Tuesday, 18 August 2009

Is the Big Law firm really a big law firm?

Following James' recommendation on Twitter, I read Patrick Lamb's blog entry about Big Law firms dealing with the downturn in a series of "slash and burn" exercises. He rightly raises the question - why were average profits reported being down by almost 20% (I assume he is referring to US law firms) while profit figures are actually down 3-5%? Last month I blogged myself about UK law firms where there was an average rise in revenue for the top 50 firms but an average drop in PEP for the same group. The understanding that I took away was that law firms were poor at accurately assessing the downturn.

Patrick goes on to say that the "slash and burn" exercise - i.e. slashing costs by, generally, reducing head count and finding savings in expenditure (often by pressurising suppliers or reducing benefits) - which has been demonstrated to be unsuccessful, is simply repeated. He expresses surprise that Big Law firms seem unable to move to a different model.

I can't speak for US firms, although I had understood that they worked to a more corporate model that their UK counterparts. The the UK, however, I firmly believe that the Partnership model is the problem. Debra Weiss talks about this in her posting "Most law firm reform ideas are insipid and inadequate", and points readers in the direction of Larry Ribstein, a law professor at the University of Illinois, who suggests external ownership of law firms.

The issue in the UK is that, no matter how large the organisation seems - thousands of staff, and millions of pounds worth of revenue - law firms are small businesses. By that I mean that the governance model which is used in almost every firm I have analysed is the same - a board of lawyers headed by a senior lawyer who may receive advice from functional specialists employed as directors. These lawyers, in order to have reached the stage where they have achieved partnership and been considered for the board, will have put in a tremendous and impressive amount of work in order to build up a client base and an income for the firm. This will have required years of training and hours of practice - in preference, often, of many other parts of their lives. Eighty hour weeks are still considered normal for aspiring lawyers.

This is all well and good - but it does leave little time for the hot-shot lawyer to learn anything at all about running a multi-million pound business. Many firms will point to their internal training programmes (although almost as many will have been cut or cancelled altogether in the first "slash and burn" round) which they use to identify future partnership material. Some firms will even go to the lengths of sending senior associates or partners away on a week long course to a major business school to learn the skills to manage the firm. I have a number of issues with this approach. As a professional manager, I find it somewhat insulting that anyone should think that they can learn my job at a week-long course. I would have more regard for the idea if, having been on this accelerated learning programme, returnees were allowed to get involved in actually running the firm. Often this is not the case. Holders of certificates from Harvard may well be invited onto a committee but the chances of being in a position to see the business being run and to have a hand in it are very slim before achieving board level.

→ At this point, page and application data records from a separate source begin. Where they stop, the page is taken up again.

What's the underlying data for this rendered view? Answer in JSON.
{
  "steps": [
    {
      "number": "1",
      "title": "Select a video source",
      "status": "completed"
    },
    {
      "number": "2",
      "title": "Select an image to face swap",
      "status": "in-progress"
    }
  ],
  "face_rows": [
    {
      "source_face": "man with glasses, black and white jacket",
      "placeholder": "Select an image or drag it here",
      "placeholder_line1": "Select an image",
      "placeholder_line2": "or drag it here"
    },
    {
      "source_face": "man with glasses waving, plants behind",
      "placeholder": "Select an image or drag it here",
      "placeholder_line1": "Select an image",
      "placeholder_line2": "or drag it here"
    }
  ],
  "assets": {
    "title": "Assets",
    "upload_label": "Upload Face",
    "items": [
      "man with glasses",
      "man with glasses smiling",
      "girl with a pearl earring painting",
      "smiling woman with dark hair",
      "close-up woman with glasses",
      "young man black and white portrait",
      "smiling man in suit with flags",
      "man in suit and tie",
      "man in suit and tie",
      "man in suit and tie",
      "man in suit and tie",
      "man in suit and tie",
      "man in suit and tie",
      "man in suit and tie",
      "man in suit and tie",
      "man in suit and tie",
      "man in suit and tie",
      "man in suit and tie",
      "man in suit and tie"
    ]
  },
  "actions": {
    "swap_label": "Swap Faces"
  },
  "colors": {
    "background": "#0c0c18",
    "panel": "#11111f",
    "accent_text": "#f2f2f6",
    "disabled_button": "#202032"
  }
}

They may well pick up some staff-management experience as they rise to Head of Department, but it is unlikely that they will engage in any strategic staff management or long term planning (I am often told by law partners that, since it is so difficult to forecast the requirements of the firm in the future, there was no point in trying).

This means that the first time they are expected to make a strategic business decision will be at their first board meeting. In most cases they are not ready for that moment and are not sufficiently trained for the task they undertake. That is why "slash and burn" exercises are undertaken so often - they are easy to start, easy to understand and a way of being obviously seen to be doing something. Setting up new governance systems with long term measurements and targets is difficult - and so often avoided. This is a small business mentality - and, in fact, some small business owners I know would be insulted at the comparison.

I agree with Professor Ribstein - external Board membership and external ownership is the probably the way forward. Law firms need to take the step to become large businesses and incorporate the expertise in running a business into their firm. Managing a business is a skill in itself and should be left to those trained to do it and with experience of dealing with upturns and downturns. By introducing an external view, firms will be forced to become more corporate and will benefit from a more diverse opinion, knowledge and skill set.

Moving towards being a large firm will be difficult. The first step, as so often, is to recognise the skills already available to the firm - i.e. in the current Board - and to equally recognise what skills are missing and so will be necessary. A full programme of training will be necessary for both this generation of "managing lawyers" and the next. Understanding of business must be introduced as early as possible. Trainees should have one "seat" with the firm's management and spend a rotation understanding how the firm actually works.

I believe it is possible to produce this new type of law firm - and that the firms which move away from the traditional model will be the ones to recover most quickly.

1 comment:

  1. Absolutely - we have exactly this problem as a European branch of a London firm. Nothing in management seems to have changed in 20 years.

    "Jean", Belgium